The Greeks, the official narrative goes, must be taught a lesson. They must learn to live within their means. That requires slashing the minimum wage, slashing pensions, privatizations, cutting spending on health, education and more. Austerity – forcing the Greeks to run a surplus to repay their creditors – will wring the excesses out of the Greek economy, allowing growth to return. Moreover, it will provide an object lesson to all other countries to obey the rules, and avoid the fate of the Greeks.
But the Greeks have already suffered staggering losses. Unemployment is at 25 percent; half of all young people are unemployed. The economy is in brutal depression, with GDP down a quarter from before the crisis. Homelessness is rising. Hundreds of thousands have fled the country. The minimum wage and pensions have been cut.
The researchers at the IMF now admit that they got it wrong. The austerity savaged the economy more than expected. As the economy dropped, the debt load rose, not because Greece was borrowing more but because its economy was far smaller. But despite this admission of failure, the policy of austerity continues to be inflicted, even though the IMF’s own figures show it will leave the Greeks, in the most optimistic of scenarios, with levels of debt that will never be repaid.
● The Upstart Syriza Government is Immature, Unmannerly, and Irresponsible
The official narrative scorns the upstart Syriza government as immature romantics with no idea how to run a government or negotiate a deal. European leaders have shunned the flamboyant finance minister. They’ve openly mocked proposals offered by the government. And they’ve let it be known that they hope a Greek vote to accept the Troika’s conditions will lead to a fall in the government, so that traditional parties – the “adults” – can get down to business.
In reality, Syriza came to power committed to keeping Greece in the Euro. It offered Europe the chance to move from failed austerity policies to growth policies that would lift Europe generally, and make it more possible to repay debts and rebalance economies. It made a common sense, not a romantic argument: Austerity in a recession leads only to economic decline. It was mistaken only in its innocent belief that Europe might be ready to change course.
The Impossible Dilemma
Now Greeks face a referendum that offers them only a choice of calamities.
They can vote yes to accept the Troika’s conditions which inflict more austerity, and continued depression with no way out. Or they can vote no, which the Troika says is a vote against Europe and puts them on the road out of the Euro. This is a step into the unknown: banking crisis, brutal inflation, deeper recession – with the possibility that once the desert is created, things might begin to grow again.
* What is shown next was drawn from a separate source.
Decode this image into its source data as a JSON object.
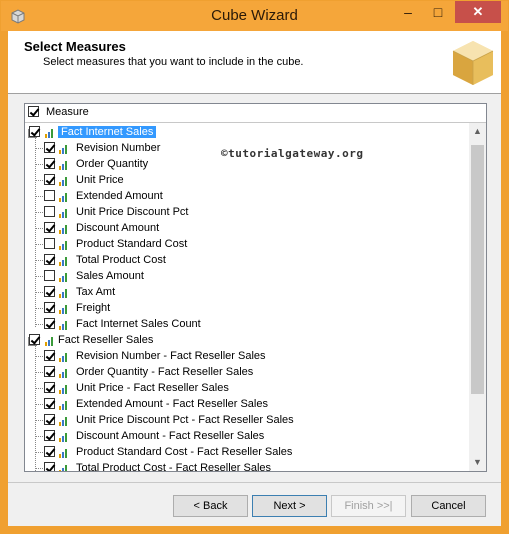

Sensible economists like Joseph Stiglitz and Paul Krugman call for a rejection of the Troika’s conditions, arguing that moving to an independent currency may be the only hope that the Greeks have. But the human costs of that will be horrific.
Greece’s Failure; Europe’s Shame
The Greeks have been badly served by their oligarchs who avoid responsibility and taxes and by their governments that have been corrupt and incompetent. But this catastrophe is Europe’s failure. It is a failure, as economists from Paul Krugman to Milton Friedman argue, of design: a monetary union without a political union to provide unified fiscal policies. And it is a failure of ideology: a rigid insistence on austerity policies even after their failure has been acknowledged.
It is hard to avoid the sense that at work here is a plantation mentality. The overseers are dismayed that the serfs are not producing enough to repay their investments. Beatings are ordered; rations are cut. But the beatings and shortages lead only to less productivity, and less return on investment. So the overseers order more of the same. The beatings have failed. The beatings will continue. Greece’s agonies are Europe’s shame.